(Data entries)
-*-
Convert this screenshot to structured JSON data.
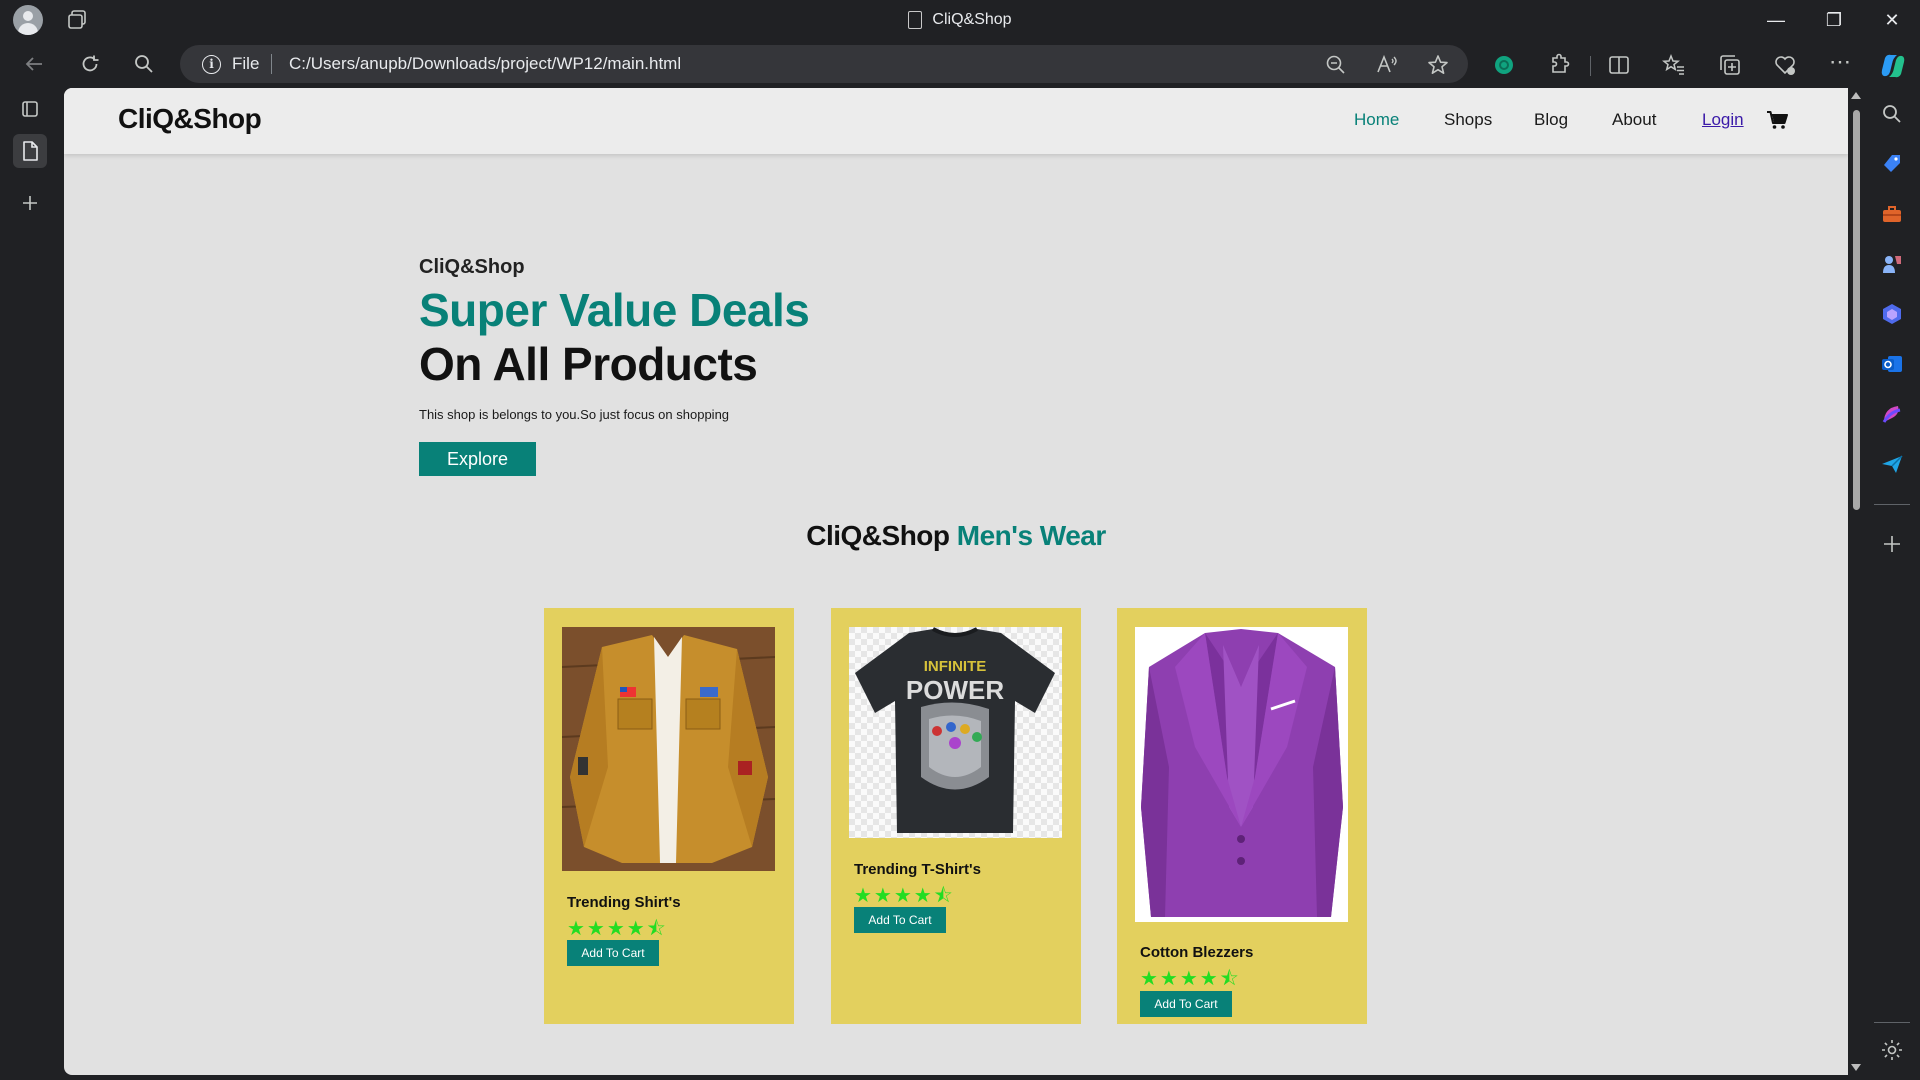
{
  "browser": {
    "window_title": "CliQ&Shop",
    "address": {
      "scheme_label": "File",
      "url": "C:/Users/anupb/Downloads/project/WP12/main.html"
    },
    "window_controls": {
      "minimize": "—",
      "restore": "❐",
      "close": "✕"
    }
  },
  "site": {
    "logo": "CliQ&Shop",
    "nav": {
      "home": "Home",
      "shops": "Shops",
      "blog": "Blog",
      "about": "About",
      "login": "Login"
    }
  },
  "hero": {
    "brand": "CliQ&Shop",
    "headline_1": "Super Value Deals",
    "headline_2": "On All Products",
    "tagline": "This shop is belongs to you.So just focus on shopping",
    "cta": "Explore"
  },
  "section": {
    "title_brand": "CliQ&Shop",
    "title_accent": "Men's Wear"
  },
  "products": [
    {
      "name": "Trending Shirt's",
      "rating": 4.5,
      "stars": "★★★★⯪",
      "button": "Add To Cart"
    },
    {
      "name": "Trending T-Shirt's",
      "rating": 4.5,
      "stars": "★★★★⯪",
      "button": "Add To Cart",
      "print_line_1": "INFINITE",
      "print_line_2": "POWER"
    },
    {
      "name": "Cotton Blezzers",
      "rating": 4.5,
      "stars": "★★★★⯪",
      "button": "Add To Cart"
    }
  ],
  "colors": {
    "accent": "#088178",
    "card_bg": "#e3d05e",
    "page_bg": "#e1e1e1",
    "star": "#22dd22",
    "browser_chrome": "#202124"
  },
  "icons": {
    "cart": "shopping-cart-icon",
    "address_info": "info-icon"
  }
}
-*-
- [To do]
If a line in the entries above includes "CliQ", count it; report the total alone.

- [Answer for the task]
4